THE TASK -
In the data below, which lines hold "selected"? Copy every one.

WORKING DATA -
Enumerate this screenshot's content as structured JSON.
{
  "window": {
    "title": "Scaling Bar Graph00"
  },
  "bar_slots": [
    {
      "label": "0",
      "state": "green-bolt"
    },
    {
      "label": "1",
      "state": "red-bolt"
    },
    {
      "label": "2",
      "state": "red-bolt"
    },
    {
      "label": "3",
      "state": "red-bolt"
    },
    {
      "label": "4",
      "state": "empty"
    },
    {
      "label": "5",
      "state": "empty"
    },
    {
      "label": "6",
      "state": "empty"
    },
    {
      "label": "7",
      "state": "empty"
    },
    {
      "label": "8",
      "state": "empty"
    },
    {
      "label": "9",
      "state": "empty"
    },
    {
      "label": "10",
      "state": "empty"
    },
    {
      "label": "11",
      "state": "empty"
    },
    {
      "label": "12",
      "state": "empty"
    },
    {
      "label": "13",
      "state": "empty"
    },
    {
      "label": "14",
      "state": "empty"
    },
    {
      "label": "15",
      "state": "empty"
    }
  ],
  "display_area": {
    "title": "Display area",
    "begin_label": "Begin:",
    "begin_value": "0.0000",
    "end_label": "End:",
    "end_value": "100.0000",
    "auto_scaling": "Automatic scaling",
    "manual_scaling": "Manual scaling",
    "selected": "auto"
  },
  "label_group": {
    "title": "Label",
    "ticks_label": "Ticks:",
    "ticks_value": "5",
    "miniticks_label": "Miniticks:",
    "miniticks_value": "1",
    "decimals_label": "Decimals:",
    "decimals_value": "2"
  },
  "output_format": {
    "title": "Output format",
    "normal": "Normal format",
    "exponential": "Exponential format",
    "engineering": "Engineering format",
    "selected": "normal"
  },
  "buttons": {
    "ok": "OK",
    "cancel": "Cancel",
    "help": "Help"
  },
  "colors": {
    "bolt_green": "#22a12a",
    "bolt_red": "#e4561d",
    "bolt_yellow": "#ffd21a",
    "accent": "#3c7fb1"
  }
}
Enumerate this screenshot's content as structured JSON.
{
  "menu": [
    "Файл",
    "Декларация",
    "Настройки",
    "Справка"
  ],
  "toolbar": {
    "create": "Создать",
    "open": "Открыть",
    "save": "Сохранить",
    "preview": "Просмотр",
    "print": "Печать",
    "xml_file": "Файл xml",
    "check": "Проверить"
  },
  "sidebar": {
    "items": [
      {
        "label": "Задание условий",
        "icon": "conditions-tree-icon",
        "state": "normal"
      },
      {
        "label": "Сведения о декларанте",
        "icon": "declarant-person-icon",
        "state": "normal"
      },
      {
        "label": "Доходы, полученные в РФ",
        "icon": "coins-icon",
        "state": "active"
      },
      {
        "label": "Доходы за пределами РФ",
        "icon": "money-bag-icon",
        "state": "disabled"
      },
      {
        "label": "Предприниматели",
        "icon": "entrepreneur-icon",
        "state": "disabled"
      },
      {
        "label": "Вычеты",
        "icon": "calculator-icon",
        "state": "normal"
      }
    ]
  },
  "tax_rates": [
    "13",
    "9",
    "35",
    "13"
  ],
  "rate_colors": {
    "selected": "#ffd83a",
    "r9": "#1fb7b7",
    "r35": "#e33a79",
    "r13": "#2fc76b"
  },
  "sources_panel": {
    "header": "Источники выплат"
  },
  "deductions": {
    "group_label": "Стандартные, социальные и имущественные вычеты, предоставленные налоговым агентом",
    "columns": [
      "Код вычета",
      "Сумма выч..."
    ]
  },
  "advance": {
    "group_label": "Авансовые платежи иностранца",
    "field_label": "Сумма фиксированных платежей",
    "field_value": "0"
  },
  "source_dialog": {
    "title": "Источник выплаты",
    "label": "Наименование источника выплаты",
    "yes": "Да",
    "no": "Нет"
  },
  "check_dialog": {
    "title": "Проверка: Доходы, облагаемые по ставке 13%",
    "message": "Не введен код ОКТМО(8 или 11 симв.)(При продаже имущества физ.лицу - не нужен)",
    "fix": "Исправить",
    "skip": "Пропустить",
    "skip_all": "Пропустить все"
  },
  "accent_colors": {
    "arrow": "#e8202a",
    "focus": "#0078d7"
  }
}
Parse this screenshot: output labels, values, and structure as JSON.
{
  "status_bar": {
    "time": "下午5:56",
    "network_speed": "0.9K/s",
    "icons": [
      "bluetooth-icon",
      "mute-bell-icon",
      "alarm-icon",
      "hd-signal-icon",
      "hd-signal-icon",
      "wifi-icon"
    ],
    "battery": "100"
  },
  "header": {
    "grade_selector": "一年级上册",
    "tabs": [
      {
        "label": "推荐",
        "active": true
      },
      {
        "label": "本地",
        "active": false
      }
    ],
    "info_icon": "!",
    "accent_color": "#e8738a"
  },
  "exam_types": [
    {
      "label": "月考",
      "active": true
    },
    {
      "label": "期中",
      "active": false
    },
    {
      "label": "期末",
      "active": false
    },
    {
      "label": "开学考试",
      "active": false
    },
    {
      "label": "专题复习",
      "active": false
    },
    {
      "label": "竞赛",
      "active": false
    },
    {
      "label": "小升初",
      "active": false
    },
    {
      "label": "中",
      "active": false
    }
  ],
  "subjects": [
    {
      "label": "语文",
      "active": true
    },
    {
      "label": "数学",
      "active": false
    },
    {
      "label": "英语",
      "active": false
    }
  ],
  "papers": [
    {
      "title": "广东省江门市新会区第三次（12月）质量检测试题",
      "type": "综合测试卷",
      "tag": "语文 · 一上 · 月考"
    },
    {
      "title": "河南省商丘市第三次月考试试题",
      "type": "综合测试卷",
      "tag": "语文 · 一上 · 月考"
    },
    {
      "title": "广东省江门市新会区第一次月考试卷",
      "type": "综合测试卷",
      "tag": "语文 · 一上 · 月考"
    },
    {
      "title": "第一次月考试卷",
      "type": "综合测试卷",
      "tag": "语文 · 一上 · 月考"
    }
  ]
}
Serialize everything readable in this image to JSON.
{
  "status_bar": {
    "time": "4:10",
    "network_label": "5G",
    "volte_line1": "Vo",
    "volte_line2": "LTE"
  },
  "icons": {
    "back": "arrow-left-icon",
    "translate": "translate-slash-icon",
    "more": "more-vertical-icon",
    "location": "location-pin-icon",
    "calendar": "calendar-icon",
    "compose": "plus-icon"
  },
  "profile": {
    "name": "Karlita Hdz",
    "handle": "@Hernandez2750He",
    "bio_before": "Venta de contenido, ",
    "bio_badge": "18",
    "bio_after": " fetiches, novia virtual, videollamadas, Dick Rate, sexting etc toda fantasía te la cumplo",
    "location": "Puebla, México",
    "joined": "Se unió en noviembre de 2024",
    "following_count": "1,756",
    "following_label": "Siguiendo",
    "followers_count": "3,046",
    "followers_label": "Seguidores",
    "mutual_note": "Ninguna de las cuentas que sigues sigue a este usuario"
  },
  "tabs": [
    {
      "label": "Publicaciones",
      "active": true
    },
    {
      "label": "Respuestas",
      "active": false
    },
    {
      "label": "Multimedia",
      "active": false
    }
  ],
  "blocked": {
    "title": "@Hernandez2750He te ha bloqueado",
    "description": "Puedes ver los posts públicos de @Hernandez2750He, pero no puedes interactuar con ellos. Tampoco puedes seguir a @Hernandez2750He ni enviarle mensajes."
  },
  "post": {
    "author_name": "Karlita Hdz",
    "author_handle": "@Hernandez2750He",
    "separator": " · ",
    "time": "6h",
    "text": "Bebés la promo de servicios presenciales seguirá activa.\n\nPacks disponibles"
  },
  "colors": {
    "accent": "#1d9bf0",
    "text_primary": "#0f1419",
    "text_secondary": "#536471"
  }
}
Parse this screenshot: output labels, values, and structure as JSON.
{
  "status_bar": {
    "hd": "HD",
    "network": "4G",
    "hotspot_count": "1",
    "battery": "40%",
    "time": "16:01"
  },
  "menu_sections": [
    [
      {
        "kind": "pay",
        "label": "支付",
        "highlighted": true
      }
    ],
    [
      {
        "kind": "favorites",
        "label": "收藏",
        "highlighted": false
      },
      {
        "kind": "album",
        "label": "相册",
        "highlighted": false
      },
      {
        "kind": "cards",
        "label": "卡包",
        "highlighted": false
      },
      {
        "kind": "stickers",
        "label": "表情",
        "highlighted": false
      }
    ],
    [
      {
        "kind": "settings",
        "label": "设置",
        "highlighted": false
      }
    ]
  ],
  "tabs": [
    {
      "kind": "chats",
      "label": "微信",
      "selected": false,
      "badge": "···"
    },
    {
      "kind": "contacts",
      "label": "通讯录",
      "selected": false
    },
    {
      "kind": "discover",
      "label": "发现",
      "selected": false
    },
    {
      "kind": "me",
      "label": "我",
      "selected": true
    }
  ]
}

ANSWER -
    "selected": "auto"
    "selected": "normal"
    "selected": "#ffd83a",
      "selected": false,
      "selected": false
      "selected": false
      "selected": true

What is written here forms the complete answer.